Up in the Air

According to accounts in the Gospel of Luke and the Acts of the Apostles, Jesus appeared to his disciples during the 40 days following his resurrection. On the 40th day, he came to lead them to the Mount of Olives, where he instructed them to wait in Jerusalem for the promise of the Holy Spirit. Then, as they were watching, he rose up and ascended into the clouds. As the disciples stayed staring, two angels appeared and declared that, just as he ascended, Jesus would return in glory.

It’s Ascension today, one of the earliest feasts celebrated by the church, possibly originating with the Apostles. In this final stanza of a religious sonnet called La Corona by the English poet John Donne (c. 1572 – 1631), we get some sense of the awe associated with ascension:

Salute the last and everlasting day,

Joy at th’ uprising of this Sun, and Son,

Ye whose true tears, or tribulation

Have purely wash’d, or burnt your drossy clay.

Behold, the Highest, parting hence away,

Lightens the dark clouds, which He treads upon;

Nor doth He by ascending show alone,

But first He, and He first enters the way.

O strong Ram, which hast batter’d heaven for me!

Mild Lamb, which with Thy Blood hast mark’d the path!

Bright Torch, which shinest, that I the way may see!

O, with Thy own Blood quench Thy own just wrath;

And if Thy Holy Spirit my Muse did raise,

Deign at my hands this crown of prayer and praise.

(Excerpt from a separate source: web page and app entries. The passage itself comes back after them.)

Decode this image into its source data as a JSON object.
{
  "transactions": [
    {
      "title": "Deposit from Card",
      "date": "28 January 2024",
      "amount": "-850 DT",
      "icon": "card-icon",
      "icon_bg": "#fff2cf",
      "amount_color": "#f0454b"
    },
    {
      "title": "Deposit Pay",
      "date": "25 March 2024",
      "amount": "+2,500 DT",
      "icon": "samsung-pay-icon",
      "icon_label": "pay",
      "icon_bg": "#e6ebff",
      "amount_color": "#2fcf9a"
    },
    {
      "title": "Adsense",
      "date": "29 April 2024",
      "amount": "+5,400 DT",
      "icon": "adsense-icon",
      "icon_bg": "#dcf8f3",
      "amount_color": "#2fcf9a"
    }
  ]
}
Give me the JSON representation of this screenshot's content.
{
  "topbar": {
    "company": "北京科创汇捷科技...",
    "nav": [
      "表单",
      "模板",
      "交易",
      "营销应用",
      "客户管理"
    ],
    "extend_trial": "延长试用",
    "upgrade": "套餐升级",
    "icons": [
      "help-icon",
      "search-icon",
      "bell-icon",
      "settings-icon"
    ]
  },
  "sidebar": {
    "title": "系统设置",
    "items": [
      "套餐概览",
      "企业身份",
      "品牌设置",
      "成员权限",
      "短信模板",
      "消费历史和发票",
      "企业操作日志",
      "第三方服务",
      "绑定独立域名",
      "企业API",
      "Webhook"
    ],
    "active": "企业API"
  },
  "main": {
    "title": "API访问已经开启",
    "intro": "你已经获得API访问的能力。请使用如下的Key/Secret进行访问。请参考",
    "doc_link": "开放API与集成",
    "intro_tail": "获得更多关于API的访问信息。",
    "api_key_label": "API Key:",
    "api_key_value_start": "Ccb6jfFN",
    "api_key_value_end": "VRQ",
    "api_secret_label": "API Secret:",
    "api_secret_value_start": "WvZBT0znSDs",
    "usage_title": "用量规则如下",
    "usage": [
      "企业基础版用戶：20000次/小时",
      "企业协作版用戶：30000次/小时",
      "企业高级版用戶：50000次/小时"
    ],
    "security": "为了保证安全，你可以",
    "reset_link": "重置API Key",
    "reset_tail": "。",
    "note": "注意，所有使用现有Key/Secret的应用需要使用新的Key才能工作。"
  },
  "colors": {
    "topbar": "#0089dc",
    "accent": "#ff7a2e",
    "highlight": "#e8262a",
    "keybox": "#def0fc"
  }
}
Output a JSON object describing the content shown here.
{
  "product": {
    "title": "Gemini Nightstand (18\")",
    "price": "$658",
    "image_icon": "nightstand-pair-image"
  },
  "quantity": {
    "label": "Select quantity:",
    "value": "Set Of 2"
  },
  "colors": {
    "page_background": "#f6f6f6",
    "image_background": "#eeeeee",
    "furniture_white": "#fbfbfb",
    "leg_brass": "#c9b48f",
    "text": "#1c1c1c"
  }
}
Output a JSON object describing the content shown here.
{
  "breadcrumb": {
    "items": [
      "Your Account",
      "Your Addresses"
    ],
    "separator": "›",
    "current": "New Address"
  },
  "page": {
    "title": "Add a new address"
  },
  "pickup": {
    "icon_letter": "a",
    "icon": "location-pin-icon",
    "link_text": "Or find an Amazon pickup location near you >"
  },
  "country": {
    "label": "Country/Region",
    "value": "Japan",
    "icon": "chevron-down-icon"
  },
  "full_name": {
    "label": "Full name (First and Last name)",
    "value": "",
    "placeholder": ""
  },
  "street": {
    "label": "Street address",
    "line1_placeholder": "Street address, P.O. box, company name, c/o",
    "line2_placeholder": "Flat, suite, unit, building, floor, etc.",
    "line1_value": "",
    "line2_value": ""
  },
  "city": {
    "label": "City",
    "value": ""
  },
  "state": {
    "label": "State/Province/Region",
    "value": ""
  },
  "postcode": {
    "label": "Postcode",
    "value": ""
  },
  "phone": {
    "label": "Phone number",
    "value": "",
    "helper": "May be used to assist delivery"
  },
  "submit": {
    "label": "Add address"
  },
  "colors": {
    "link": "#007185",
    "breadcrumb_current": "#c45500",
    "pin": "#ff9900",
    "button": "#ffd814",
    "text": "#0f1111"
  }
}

Our painting is by a German painter called Johann Koerbecke (c. 1420 – 1491), and shows Donne’s magical moment in physical form. We know relatively little about this artist, save that he may have studied with his father Hinrick, or with another local artist in the 1430s. Johann is first documented in 1443, purchasing his father’s house in the northwestern city of Münster. He spent his life in the town, cited in documents as “Johannes Koerbecke, de meler” and receiving commissions for several altarpieces. The NGA’s panel was once part of the high altar of a church in Münster: originally there were wings on either side, painted front and back, which folded open from the center. When the shutters were open, eight scenes (including the NGA’s painting) told the story of Mary’s life.

Mary is quickly apparent here: she’s the only one with a halo and wears a striking blue mantle. As well as the twelve disciples gathered on the ground around the Virgin, there are eight Old Testament characters clustered around the risen Christ, who either predicted or foreshadowed events of his life on earth. This work is interesting in as much as it bridges two separate styles. The rich gold background (which has been pounced with a point for decorative indentations), jewel-bright colors and compact (slightly awkward) space all let us know of the lingering traces of the International Gothic style. This style – prevalent in Europe from c. 1375 – c. 1425 – was characterized by its sinewy elegance and use of gold. However, this strand sits alongside an incisive verve for visual observation, which heralds the naturalism of the Renaissance, and lends veracity here. The shaded folds of the drapery start to suggest the bodies beneath. The faces of the apostles reveal a heck of a lot of human emotion and are licked into life with the tiniest of brushstrokes, so that the features fizzle with the effects of real-life observation. It’s all about making this miracle believable, which brings me to my closing question: why the two feet-like forms on the Mount of Olives, do you think?